We were preparing to get our dogs in the car for a walk. They had followed us out, but when I opened the door, one of those fuzzy knuckleheads was nowhere to be seen. One second she was there and the next second she was gone. We finally found her, but in the interim we experienced a good bit of surprise, frustration, and (to be honest) anger.

If you have ever had a highly valued employee leave suddenly, maybe you have experienced some of those feelings too. It can be a shock and a disappointment. But what to do? (Especially since leashes are not an option.) Below are a couple “must do’s” if you do not want to experience that kind of situation (or at least experience that situation less than your competition).

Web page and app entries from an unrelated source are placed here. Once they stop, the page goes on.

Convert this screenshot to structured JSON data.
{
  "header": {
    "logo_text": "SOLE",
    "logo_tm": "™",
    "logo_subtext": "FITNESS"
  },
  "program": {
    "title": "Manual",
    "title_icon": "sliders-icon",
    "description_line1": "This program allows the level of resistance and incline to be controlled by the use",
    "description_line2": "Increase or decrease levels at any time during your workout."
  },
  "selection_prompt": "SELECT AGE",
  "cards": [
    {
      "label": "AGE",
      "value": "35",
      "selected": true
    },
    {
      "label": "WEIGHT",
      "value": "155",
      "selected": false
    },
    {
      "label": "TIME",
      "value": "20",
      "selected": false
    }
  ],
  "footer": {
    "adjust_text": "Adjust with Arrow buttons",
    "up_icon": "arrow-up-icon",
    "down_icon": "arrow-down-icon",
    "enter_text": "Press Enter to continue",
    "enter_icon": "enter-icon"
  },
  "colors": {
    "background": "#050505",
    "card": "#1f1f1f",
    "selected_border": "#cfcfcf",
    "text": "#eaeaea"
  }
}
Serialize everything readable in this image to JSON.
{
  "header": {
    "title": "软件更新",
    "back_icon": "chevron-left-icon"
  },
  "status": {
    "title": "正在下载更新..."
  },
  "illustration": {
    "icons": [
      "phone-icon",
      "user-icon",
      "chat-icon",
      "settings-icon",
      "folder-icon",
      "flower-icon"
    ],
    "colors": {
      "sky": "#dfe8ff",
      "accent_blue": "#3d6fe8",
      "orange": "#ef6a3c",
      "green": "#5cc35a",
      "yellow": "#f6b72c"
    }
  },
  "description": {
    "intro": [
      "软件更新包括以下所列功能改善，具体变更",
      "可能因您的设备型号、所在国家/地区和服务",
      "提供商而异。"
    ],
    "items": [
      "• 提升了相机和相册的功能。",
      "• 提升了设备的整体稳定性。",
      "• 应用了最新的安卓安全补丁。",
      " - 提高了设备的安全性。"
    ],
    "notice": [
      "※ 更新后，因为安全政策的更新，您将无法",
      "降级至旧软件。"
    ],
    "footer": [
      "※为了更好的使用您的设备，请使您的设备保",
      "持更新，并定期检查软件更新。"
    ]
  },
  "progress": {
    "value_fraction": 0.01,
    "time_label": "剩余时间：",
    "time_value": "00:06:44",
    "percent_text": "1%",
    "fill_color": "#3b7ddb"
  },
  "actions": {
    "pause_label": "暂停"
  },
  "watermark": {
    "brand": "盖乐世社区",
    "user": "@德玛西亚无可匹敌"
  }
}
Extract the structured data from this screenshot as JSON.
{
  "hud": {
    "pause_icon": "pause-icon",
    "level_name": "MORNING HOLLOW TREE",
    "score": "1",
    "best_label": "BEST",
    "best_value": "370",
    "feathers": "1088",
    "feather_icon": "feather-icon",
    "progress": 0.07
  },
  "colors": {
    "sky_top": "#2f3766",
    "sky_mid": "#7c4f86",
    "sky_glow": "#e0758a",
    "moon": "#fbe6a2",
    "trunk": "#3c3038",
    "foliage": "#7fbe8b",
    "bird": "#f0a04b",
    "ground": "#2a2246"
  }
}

Proactively ask about fulfillment. We have all seen those situations (after notice has been given), the question being asked “Is there anything we can do to change your mind?” How often does that make a difference? On rare occasions that question might make a difference, but most of the time it is too little too late. That is a reactive approach. The proactive approach is to be asking about fulfillment on a disciplined and regular basis.

Don’t be generic. One size does not fit all when it comes to what is important to a person in a job. After the common interest of money is met, what fulfills people gets wildly divergent. Do you know what is important to your key people and in what order of importance? Do the supervisors of your key talent know? Get granular with your employees and know what is truly important for them as an individual. (And DON’T get caught up in trying to manage individuals as some big monolithic block like a generation.)

Focus the “mostest on your bestest.” This takes great discipline from leaders. It is very easy to get caught up in dealing with the squeaky wheels and just assume that if things are quiet with our best people that things will remain great. Don’t be distracted. Put your time, attention, and money into those that can grow and contribute and be discerning about investments in those that may not.

Ensure that your supervisors are attractive leaders. If true that people tend to leave managers and not their companies, then it makes an awful lot of sense to make sure supervisors can display excellent people development skills and are not doing things that are causing disengagement. Seek input on these leaders regularly and proactively.

If a leader truly believes that people are a company’s most important asset (and don’t just say it as another corporate platitude), then they should act like it. Every day, measures are taken to protect a company’s buildings and equipment proactively. The same level of care and seriousness should be taken with talent too.

[Want more thoughts on how to develop and retain your very best people? Contact me to schedule a complimentary consultation for your specific circumstances.]